One could argue that Siri’s an expert on all sorts of things, and thus is worthy of great respect. But honestly, I doubt most iPhone users see her that way. Any Siri user knows her intelligence is limited. She can’t think creatively. If she doesn’t understand what you need of her, she usually just generates an annoying web search, which isn’t what you wanted. Siri works great if you know what to say to her and if you say it clearly in a way she can understand. She can help you, but she can’t innovate. She can’t lead. She’s only a freakin’ robot after all.
And maybe that’s why I get annoyed by the idea of Siri the default-girl. It could be that I’m overly sensitive. I grant that, but if that’s the case, it’s not without its reasons. I’m a recently-ordained female “church planter” (a.k.a. senior pastor), a vocation for me that even in 2014 a large number of my male counterparts, especially in the evangelical world, would fundamentally disagree with because of my gender. They might say that they believe I am fully equal to men in terms of my value before God, but that, as a woman, I’ve been created to play a different kind of role. Men are made to lead, women to support their leadership. They are help-mates, like Eve (or Siri). They partner with men to get things done, but they are not the ones who wield authority, who chart new territory, who strategize, who initiate, who preach.
I remember the first time a mentor of mine said these words to me, “Leah, I think God’s made you to be a church planter.” Internally, I felt relieved and terrified at the same time. It was liberating to hear her say those words because they felt so scandalously true. Scandalous because at the time we were both a part of a church that didn’t openly bless women in the most senior role of church leadership. True because it affirmed everything I had internally felt God growing in me for years, though I’d never dared confess out loud. But it was a vitally important moment for me. It was the beginning of naming out loud who I am, who I believe I’ve been fearfully and wonderfully created by God to be, even in spite of the conventions my identity might break.
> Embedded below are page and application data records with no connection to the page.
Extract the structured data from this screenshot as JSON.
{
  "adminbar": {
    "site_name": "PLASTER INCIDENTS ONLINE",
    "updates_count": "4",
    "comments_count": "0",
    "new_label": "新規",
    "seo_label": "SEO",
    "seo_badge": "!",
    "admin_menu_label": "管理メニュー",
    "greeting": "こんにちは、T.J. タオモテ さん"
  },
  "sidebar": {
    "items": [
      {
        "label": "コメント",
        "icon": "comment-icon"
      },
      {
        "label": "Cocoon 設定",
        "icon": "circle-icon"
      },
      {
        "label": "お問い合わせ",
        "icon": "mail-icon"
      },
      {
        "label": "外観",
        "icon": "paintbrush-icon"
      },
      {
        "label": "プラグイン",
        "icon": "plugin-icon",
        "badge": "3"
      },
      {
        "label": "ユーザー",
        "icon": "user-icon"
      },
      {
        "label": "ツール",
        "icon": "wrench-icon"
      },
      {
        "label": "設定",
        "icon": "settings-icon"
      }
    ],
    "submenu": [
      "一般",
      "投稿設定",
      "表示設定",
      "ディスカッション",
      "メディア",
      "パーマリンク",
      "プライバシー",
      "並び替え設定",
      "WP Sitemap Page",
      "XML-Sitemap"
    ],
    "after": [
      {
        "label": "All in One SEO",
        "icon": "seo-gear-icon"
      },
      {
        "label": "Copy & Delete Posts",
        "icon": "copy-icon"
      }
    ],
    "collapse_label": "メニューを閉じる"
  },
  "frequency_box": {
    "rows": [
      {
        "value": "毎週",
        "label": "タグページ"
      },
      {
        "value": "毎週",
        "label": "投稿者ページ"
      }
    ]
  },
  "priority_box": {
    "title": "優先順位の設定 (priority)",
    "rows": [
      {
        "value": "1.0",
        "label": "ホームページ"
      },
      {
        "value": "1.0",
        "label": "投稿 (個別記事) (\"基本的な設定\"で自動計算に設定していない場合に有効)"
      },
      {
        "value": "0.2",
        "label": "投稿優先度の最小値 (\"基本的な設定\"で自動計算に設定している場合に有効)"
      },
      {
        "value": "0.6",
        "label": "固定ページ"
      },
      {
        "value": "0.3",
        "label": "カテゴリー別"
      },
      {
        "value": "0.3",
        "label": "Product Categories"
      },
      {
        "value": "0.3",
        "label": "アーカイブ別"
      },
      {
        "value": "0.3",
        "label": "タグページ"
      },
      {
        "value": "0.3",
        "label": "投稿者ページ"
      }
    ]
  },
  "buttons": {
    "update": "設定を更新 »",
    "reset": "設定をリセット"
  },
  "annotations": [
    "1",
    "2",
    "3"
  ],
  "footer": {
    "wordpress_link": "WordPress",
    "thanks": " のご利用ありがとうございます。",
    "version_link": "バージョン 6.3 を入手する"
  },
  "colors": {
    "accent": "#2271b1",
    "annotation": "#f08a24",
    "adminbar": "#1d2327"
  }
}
Don’t get me wrong. There’s nothing inherently wrong with being an assistant. There’s nothing wrong with helping. There’s nothing wrong with being administratively gifted. I’m personally grateful for all the administrative assistance I can get because I definitely need it. What I do resent (and ultimately disagree with) is the notion that women, by virtue of their gender, are uniquely qualified to serve in the helping role, while men, by virtue of their gender, are uniquely qualified to lead. I am grateful beyond measure that I have seen in the last several years a much healthier model: men and women equally leading and helping one another, each serving as their unique gifts and personalities led them to serve, showing one another mutual deference, and sharing power through caring cooperation.
This is the kind of faith community I am seeking to build. It is the kind of world I’m hoping to raise my children in; a world where we don’t have to defend our identities as anamolies: the female pastor, the stay-at-home dad, the gay Christian, the male administrative-assistant. We can just be us, fearfully and wonderfully made in the image of a wildly beautiful and creative God. And in that hope, after my light-bulb moment in the bed, I made a change. I told Siri to be a boy. And she told me how to get the job done. I followed the directions Siri gave, and soon the voice speaking back to me was no longer a feminine one, but a masculine one. My kids call him, “Boy Siri”.
It’s not gonna change the world. I know it’s really a small deal in the grand scheme of things. But here now in my home we are taking one more step to counter the gender stereotypes that permeate our culture and even our phones. Girls aren’t the only ones who can help. Boys can be a big help too. And they can still be named Siri.